the World. April 19, 1775. Lexington and Concord. What a passionate, inspiring, and touching story is was too! Gone was the boredom of American History! This story stirred feelings of just what it is to be an American, the toils and troubles our forefathers went through to give us freedom, and the ultimate price many paid to insure our posterity. As during the marksmanship phase I wondered again “How was it that I was never taught these things during the course of my life?”

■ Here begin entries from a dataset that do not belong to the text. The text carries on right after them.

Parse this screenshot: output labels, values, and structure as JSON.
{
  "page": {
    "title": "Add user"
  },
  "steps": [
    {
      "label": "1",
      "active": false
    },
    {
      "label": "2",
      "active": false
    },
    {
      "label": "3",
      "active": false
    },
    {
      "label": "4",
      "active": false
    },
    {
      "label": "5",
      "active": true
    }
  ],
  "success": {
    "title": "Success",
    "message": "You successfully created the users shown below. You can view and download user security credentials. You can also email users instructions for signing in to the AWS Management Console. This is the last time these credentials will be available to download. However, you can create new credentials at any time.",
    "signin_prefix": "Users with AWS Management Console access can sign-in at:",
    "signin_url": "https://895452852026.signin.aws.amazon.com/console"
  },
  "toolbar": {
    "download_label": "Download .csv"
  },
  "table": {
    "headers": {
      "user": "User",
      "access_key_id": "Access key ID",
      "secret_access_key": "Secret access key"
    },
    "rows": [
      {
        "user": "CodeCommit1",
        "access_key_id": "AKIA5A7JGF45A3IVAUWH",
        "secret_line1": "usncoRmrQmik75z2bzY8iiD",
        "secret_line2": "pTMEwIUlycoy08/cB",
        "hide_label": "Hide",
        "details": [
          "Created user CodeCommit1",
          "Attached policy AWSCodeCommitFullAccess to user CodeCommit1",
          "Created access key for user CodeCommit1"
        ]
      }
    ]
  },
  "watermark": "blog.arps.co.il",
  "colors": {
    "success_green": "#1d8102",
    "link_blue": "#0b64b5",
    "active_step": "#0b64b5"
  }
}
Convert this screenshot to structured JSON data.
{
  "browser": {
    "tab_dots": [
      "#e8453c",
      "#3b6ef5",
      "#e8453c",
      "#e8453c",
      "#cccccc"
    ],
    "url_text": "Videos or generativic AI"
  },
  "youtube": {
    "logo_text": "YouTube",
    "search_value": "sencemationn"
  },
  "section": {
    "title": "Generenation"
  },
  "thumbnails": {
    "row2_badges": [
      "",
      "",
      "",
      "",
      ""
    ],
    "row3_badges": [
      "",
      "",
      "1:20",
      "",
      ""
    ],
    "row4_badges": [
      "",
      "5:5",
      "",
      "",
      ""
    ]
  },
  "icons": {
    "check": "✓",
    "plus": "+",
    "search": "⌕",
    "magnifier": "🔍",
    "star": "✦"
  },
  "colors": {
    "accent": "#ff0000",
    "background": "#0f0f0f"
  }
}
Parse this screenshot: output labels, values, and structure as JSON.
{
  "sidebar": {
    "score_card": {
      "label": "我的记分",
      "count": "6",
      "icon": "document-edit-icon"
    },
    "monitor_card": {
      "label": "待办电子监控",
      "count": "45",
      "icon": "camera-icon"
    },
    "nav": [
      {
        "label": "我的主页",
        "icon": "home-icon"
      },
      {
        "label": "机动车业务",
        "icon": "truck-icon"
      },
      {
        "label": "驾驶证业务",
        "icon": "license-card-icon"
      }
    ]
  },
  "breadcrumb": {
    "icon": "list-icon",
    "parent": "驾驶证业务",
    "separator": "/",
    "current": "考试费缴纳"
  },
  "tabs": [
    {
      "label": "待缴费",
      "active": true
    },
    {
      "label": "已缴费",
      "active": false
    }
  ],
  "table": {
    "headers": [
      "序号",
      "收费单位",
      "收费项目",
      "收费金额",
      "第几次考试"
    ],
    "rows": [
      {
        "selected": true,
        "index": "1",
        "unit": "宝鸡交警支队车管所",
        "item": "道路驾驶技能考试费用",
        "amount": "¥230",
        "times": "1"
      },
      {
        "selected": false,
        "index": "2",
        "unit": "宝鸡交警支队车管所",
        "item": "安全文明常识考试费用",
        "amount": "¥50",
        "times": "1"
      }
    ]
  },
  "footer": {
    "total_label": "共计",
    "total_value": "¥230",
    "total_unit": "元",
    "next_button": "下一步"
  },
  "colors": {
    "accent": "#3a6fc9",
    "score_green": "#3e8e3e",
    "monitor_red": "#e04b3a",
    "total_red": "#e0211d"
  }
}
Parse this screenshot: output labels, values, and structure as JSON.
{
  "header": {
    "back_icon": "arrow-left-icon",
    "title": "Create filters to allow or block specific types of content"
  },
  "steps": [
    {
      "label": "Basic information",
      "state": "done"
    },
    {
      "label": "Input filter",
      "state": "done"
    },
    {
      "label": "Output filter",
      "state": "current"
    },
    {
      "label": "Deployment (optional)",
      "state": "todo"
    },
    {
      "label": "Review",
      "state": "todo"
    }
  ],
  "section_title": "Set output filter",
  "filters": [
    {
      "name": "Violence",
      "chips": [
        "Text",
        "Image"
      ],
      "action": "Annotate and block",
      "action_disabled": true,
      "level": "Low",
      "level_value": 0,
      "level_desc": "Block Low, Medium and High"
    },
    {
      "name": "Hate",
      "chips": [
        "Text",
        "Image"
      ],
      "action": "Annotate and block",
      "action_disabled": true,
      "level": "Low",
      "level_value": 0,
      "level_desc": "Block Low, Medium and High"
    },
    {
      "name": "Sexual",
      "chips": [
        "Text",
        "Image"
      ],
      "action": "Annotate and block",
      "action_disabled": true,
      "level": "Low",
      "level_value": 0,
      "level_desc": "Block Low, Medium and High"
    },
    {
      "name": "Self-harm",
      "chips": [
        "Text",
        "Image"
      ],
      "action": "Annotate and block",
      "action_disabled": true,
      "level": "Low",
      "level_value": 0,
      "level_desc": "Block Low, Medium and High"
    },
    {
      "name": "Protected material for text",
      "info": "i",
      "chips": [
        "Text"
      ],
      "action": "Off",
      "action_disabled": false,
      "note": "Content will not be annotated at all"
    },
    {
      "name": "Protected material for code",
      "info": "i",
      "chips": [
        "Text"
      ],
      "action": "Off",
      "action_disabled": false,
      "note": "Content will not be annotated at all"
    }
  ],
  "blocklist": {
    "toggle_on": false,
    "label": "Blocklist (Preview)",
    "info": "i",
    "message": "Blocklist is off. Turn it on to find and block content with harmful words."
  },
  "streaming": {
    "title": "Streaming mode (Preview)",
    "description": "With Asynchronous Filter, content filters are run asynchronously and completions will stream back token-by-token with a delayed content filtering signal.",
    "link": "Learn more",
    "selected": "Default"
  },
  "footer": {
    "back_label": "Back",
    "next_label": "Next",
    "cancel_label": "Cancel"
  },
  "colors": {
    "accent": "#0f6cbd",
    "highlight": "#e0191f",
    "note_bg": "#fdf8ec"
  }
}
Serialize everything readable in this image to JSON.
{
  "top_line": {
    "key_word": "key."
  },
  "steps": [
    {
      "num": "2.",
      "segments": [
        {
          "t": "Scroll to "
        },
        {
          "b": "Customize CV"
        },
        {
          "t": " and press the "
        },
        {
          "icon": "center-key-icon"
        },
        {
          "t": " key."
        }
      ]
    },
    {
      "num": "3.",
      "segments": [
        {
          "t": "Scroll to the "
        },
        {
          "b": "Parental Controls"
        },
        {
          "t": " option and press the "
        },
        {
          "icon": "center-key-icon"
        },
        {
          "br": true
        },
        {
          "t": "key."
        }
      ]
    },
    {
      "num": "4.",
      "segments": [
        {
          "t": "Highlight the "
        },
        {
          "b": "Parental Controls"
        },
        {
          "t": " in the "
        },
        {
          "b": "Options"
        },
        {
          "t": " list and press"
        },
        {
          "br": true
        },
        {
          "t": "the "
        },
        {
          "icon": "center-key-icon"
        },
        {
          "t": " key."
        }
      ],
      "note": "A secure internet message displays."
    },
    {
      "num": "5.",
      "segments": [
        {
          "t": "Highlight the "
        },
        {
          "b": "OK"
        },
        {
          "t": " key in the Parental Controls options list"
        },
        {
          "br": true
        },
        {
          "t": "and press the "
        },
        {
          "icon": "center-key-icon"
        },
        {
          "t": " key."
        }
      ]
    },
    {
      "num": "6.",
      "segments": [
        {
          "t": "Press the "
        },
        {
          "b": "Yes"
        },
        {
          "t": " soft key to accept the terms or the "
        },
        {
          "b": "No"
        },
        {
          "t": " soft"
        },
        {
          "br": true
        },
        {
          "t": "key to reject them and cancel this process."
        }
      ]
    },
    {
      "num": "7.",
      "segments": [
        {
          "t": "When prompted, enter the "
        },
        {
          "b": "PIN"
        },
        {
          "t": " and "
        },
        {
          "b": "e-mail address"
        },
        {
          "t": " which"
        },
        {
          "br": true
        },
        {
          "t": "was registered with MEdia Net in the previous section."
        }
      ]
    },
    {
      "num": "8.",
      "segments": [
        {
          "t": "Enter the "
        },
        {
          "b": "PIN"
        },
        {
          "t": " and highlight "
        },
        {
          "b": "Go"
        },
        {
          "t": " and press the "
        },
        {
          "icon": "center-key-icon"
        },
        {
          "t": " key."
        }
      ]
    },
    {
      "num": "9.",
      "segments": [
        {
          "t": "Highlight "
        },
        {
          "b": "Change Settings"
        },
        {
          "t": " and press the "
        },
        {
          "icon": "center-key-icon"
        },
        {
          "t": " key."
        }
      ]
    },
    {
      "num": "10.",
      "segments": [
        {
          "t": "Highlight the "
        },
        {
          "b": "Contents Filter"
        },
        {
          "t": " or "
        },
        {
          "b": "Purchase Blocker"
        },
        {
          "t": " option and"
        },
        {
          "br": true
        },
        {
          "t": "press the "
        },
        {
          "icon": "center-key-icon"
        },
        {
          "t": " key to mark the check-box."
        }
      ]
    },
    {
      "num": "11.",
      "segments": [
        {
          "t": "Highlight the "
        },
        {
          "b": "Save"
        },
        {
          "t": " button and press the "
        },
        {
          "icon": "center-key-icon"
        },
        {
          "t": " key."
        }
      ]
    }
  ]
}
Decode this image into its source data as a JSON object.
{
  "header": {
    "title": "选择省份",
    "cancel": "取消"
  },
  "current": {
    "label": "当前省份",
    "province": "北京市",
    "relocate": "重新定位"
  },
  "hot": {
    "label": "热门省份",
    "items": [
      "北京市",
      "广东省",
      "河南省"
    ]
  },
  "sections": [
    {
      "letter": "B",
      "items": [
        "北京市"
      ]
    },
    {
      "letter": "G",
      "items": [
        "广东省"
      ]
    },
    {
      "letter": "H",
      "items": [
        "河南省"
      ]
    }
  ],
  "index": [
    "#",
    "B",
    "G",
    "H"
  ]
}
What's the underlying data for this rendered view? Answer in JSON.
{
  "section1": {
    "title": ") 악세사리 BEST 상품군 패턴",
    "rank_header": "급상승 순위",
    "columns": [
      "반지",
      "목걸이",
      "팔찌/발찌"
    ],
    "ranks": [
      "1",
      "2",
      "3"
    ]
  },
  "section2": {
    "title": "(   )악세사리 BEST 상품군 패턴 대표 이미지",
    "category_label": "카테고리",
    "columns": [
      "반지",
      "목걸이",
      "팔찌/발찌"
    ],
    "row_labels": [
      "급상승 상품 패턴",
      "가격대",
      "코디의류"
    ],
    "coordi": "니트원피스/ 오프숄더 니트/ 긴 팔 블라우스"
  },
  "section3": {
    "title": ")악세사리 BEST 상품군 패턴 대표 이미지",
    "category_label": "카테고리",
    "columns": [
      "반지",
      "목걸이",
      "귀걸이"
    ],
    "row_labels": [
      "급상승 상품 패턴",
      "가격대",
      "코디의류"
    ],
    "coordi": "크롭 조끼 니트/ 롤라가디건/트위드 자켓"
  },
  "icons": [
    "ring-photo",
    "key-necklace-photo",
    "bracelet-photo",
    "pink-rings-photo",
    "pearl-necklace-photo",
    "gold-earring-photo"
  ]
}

Why was I told that Paul Revere rode the countryside calling out “The British are Coming!” We were all British at that time. That would have made as much sense as yelling “The Americans are coming.” Why wasn't I told about the role marksmanship played on that day, the day a bunch of farmers and shopkeepers, civilians all, took on, and vanquished, the strongest, best-trained military in the world?
I would urge you to bring your family and friends out to an Appleseed, to hear about the true story of what happened that day. And also learn a bit about marksmanship. You'll become a better American, and a better marksman, in the process.
The events are free for those under 21, women, and active duty military and law enforcement.
There is a small registration fee, $10 for women and $5 for kids under 21. Some of the ranges do charge a fee for the use of the property however that is not standard across each location. There are Appleseed events scheduled all across the United States.
<http://everydayeducator.com/click.html?x=a62b&lc=BthJI&mc=BX&s=IXgSs&y=O&> . If you go to the schedule for a particular state and find an event please click on 'Information' in order to obtain the details.
If you are unable to attend an Appleseed the volunteers also have something called a Library Seed.
This is where a volunteer will work with homeschool groups to schedule a event to tell the story of the Three Strikes of the Match.
Project Appleseed: A Different Classroom
The Appleseed Project was founded by the Revolutionary War Veterans Association, which is "committed to renewing civic virtue - prioritizing civic responsibility over personal interests and indulgence. We are wholly comprised of volunteers who commit time, resources and passion toward achieving the RWVA mission. As a 501(c)3 organization, we promote civic responsibility through the teaching of colonial history and the American tradition of rifle marksmanship in a safe, non-partisan environment."
Ramseur, NC 27316